Delivering on the promise of justice for all is easier said than done, but it can be that much more difficult helping litigants who suffer from mental illness.
Helping them can be incredibly difficult, so the National Center for State Courts (NCSC) has embarked on a three-year initiative to improve the justice system response to those with mental health issues. The initiative includes an interactive web page, regional summits, and workshops as well as a recently released guide, titled, Leading Change: Improving the Court and Community’s Response to Mental Health and Co-Occurring Disorders.
The guide equips judges and other court leaders with the information they need to gather together teams that can systematically improve the response to mental illness, behavioral issues and substance abuse. Funded by SJI, the guide started as a project to help presiding judges in Arizona, before it quickly became clear that judges nationwide would benefit from this information.
“It is well past time to decriminalize mental illness, and it will take each one of us – state by state and community by community – to lead this change,” said Patti Tobias, NCSC principal court management consultant and one of the guide’s authors.
The guide – also written by NCSC Research Director Nicole Waters and Elizabeth Royer, a court research associate – highlights the roles that law enforcement, mental health workers, prosecutors, public defenders and others can take to help reduce the number of people with mental illness and behavioral health issues who find themselves in the justice system.

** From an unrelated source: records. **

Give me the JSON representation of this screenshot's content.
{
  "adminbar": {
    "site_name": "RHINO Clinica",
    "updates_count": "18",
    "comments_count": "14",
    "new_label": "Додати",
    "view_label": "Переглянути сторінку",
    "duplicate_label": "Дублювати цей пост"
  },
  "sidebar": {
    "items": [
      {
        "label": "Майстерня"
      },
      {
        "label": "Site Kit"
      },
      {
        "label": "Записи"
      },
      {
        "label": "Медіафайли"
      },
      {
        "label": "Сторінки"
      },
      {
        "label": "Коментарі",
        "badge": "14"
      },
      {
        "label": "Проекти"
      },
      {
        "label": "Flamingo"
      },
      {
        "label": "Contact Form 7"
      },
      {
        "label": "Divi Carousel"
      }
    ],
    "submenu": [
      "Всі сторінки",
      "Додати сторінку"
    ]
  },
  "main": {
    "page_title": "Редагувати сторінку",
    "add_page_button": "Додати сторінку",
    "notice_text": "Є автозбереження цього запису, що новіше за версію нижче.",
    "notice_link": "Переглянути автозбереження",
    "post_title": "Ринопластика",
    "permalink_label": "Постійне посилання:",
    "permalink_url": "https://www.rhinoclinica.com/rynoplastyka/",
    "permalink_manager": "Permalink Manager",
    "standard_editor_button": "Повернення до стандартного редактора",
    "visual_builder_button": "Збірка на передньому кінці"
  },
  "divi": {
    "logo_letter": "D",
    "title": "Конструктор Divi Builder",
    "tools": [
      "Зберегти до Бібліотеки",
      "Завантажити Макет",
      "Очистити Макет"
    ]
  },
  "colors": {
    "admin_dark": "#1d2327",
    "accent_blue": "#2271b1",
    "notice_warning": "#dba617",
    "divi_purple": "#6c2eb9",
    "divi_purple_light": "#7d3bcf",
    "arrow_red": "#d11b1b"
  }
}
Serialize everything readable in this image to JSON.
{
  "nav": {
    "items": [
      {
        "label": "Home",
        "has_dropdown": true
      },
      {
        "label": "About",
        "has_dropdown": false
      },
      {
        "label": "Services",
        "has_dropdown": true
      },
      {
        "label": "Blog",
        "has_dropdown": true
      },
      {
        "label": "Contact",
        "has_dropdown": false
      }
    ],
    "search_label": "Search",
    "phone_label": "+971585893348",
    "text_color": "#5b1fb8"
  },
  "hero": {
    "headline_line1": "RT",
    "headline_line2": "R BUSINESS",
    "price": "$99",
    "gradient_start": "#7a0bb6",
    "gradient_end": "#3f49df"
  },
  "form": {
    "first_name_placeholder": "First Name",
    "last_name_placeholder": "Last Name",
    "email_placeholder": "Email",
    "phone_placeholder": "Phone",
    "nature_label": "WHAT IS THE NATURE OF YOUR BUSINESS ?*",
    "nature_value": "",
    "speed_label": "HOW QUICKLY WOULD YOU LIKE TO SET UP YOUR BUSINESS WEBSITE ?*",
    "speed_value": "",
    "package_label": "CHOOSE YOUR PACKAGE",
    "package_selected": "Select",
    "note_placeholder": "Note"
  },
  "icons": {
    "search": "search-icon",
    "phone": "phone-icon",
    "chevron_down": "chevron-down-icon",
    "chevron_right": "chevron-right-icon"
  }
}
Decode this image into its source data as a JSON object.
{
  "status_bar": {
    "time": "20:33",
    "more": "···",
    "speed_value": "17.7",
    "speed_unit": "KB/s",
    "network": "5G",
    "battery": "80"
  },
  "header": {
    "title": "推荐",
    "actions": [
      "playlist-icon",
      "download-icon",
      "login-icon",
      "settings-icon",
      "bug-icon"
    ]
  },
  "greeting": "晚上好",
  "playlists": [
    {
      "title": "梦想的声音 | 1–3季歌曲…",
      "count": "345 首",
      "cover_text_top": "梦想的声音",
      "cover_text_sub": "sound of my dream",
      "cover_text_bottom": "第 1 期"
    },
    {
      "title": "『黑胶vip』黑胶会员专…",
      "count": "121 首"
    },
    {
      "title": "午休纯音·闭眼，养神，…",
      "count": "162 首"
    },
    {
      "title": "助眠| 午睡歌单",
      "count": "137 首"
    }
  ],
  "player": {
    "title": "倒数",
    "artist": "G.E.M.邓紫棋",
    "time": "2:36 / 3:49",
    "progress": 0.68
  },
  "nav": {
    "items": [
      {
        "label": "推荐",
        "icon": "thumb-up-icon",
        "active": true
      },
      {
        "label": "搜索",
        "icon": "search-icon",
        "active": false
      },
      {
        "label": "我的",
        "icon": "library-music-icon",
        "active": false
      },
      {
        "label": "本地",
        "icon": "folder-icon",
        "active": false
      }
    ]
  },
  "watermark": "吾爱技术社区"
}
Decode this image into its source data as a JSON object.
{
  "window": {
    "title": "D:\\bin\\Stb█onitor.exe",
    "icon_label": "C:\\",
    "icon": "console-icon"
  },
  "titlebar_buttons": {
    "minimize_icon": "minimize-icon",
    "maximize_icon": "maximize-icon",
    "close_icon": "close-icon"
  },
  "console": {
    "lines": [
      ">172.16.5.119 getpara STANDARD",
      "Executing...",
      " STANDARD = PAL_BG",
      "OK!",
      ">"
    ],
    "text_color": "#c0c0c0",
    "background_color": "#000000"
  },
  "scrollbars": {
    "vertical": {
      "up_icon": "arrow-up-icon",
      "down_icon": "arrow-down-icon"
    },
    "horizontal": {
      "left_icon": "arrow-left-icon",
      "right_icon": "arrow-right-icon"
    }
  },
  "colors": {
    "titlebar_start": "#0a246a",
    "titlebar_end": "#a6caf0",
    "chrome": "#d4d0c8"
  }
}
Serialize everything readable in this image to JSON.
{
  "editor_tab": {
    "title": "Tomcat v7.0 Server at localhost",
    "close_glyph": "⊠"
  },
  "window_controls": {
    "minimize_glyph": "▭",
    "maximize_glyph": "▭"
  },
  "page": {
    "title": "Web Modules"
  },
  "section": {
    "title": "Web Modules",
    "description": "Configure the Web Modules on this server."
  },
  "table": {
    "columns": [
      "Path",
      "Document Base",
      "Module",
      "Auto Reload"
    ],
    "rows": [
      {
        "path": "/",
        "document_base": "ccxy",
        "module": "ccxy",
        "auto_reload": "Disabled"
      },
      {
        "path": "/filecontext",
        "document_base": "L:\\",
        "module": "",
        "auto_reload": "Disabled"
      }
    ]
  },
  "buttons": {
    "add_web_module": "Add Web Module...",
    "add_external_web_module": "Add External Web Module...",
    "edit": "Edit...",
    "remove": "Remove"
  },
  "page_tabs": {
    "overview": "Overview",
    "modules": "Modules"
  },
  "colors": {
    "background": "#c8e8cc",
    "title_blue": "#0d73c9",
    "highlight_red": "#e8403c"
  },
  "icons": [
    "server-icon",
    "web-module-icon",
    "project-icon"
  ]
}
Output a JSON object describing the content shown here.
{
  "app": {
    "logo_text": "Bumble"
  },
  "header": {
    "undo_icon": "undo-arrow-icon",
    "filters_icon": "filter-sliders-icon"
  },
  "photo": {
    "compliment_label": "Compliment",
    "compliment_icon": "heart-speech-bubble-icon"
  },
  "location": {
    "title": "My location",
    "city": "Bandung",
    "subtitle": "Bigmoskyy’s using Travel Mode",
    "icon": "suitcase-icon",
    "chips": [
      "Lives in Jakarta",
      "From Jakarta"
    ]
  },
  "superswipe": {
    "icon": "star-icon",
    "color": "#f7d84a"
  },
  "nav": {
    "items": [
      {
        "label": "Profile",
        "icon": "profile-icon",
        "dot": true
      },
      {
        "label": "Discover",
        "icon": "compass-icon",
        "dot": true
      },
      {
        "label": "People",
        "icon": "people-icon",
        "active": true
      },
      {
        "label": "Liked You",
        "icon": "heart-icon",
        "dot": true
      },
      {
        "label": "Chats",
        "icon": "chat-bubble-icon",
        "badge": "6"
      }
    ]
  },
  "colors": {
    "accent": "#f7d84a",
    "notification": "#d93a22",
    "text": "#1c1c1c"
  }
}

The guide and the three-year initiative fulfill a resolution from the Conference of Chief Justices (CCJ) and the Conference of State Court Administrators (COSCA) that urges court leaders to examine community-wide strategies to help those with mental illness.